- **Source data**:

══════

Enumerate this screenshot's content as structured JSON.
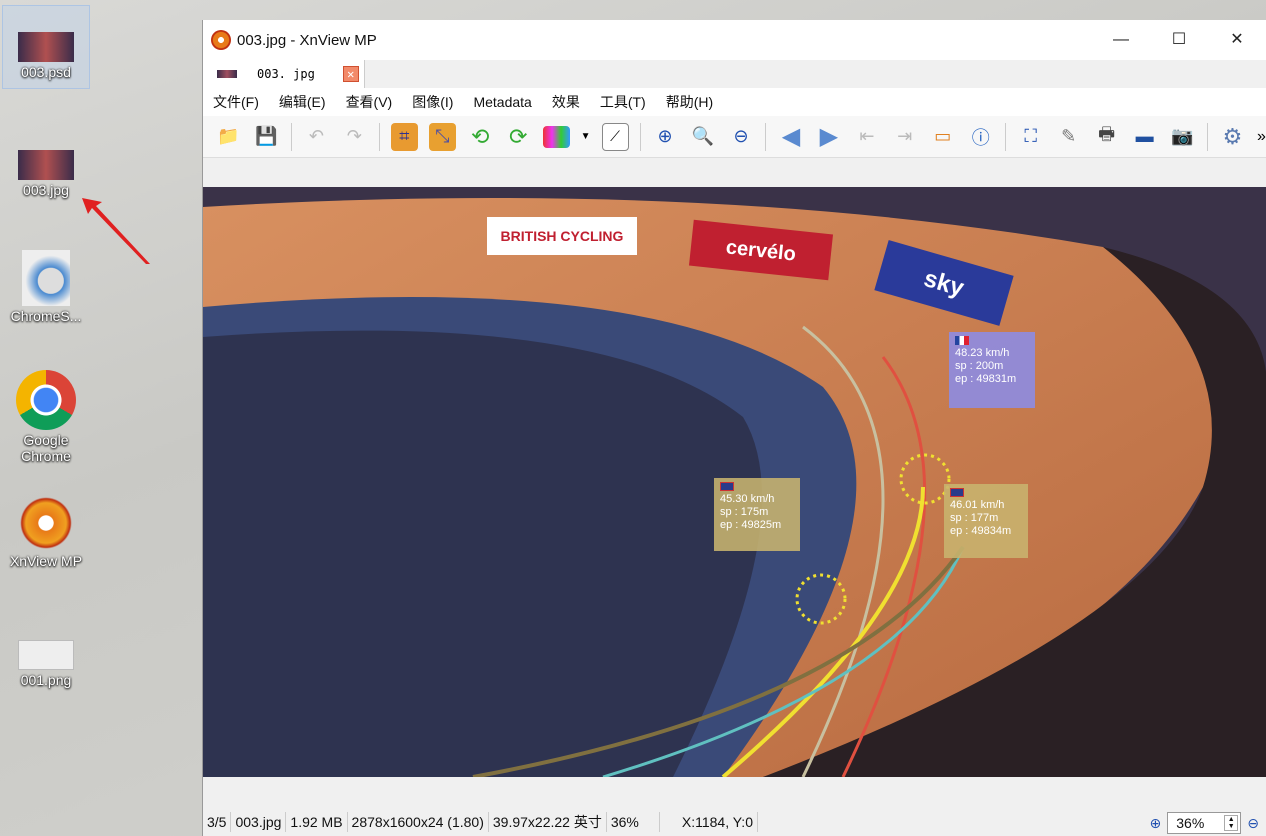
{
  "desktop": {
    "icons": [
      {
        "label": "003.psd"
      },
      {
        "label": "003.jpg"
      },
      {
        "label": "ChromeS..."
      },
      {
        "label": "Google Chrome"
      },
      {
        "label": "XnView MP"
      },
      {
        "label": "001.png"
      }
    ]
  },
  "window": {
    "title": "003.jpg - XnView MP",
    "minimize": "—",
    "maximize": "☐",
    "close": "✕"
  },
  "tab": {
    "label": "003. jpg",
    "close": "✕"
  },
  "menu": [
    "文件(F)",
    "编辑(E)",
    "查看(V)",
    "图像(I)",
    "Metadata",
    "效果",
    "工具(T)",
    "帮助(H)"
  ],
  "toolbar": {
    "more": "»"
  },
  "overlays": [
    {
      "flag": "uk",
      "speed": "45.30 km/h",
      "sp": "sp : 175m",
      "ep": "ep : 49825m"
    },
    {
      "flag": "fr",
      "speed": "48.23 km/h",
      "sp": "sp : 200m",
      "ep": "ep : 49831m"
    },
    {
      "flag": "uk",
      "speed": "46.01 km/h",
      "sp": "sp : 177m",
      "ep": "ep : 49834m"
    }
  ],
  "image_text": {
    "banner1": "BRITISH CYCLING",
    "banner2": "cervélo",
    "banner3": "sky"
  },
  "status": {
    "index": "3/5",
    "file": "003.jpg",
    "size": "1.92 MB",
    "dims": "2878x1600x24 (1.80)",
    "print": "39.97x22.22 英寸",
    "zoom": "36%",
    "coords": "X:1184, Y:0",
    "zoom_value": "36%"
  }
}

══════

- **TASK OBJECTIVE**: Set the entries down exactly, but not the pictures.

- **SOLVED PROBLEM**:
Enumerate this screenshot's content as structured JSON.
{
  "desktop": {
    "icons": [
      {
        "label": "003.psd"
      },
      {
        "label": "003.jpg"
      },
      {
        "label": "ChromeS..."
      },
      {
        "label": "Google Chrome"
      },
      {
        "label": "XnView MP"
      },
      {
        "label": "001.png"
      }
    ]
  },
  "window": {
    "title": "003.jpg - XnView MP",
    "minimize": "—",
    "maximize": "☐",
    "close": "✕"
  },
  "tab": {
    "label": "003. jpg",
    "close": "✕"
  },
  "menu": [
    "文件(F)",
    "编辑(E)",
    "查看(V)",
    "图像(I)",
    "Metadata",
    "效果",
    "工具(T)",
    "帮助(H)"
  ],
  "toolbar": {
    "more": "»"
  },
  "overlays": [
    {
      "flag": "uk",
      "speed": "45.30 km/h",
      "sp": "sp : 175m",
      "ep": "ep : 49825m"
    },
    {
      "flag": "fr",
      "speed": "48.23 km/h",
      "sp": "sp : 200m",
      "ep": "ep : 49831m"
    },
    {
      "flag": "uk",
      "speed": "46.01 km/h",
      "sp": "sp : 177m",
      "ep": "ep : 49834m"
    }
  ],
  "image_text": {
    "banner1": "BRITISH CYCLING",
    "banner2": "cervélo",
    "banner3": "sky"
  },
  "status": {
    "index": "3/5",
    "file": "003.jpg",
    "size": "1.92 MB",
    "dims": "2878x1600x24 (1.80)",
    "print": "39.97x22.22 英寸",
    "zoom": "36%",
    "coords": "X:1184, Y:0",
    "zoom_value": "36%"
  }
}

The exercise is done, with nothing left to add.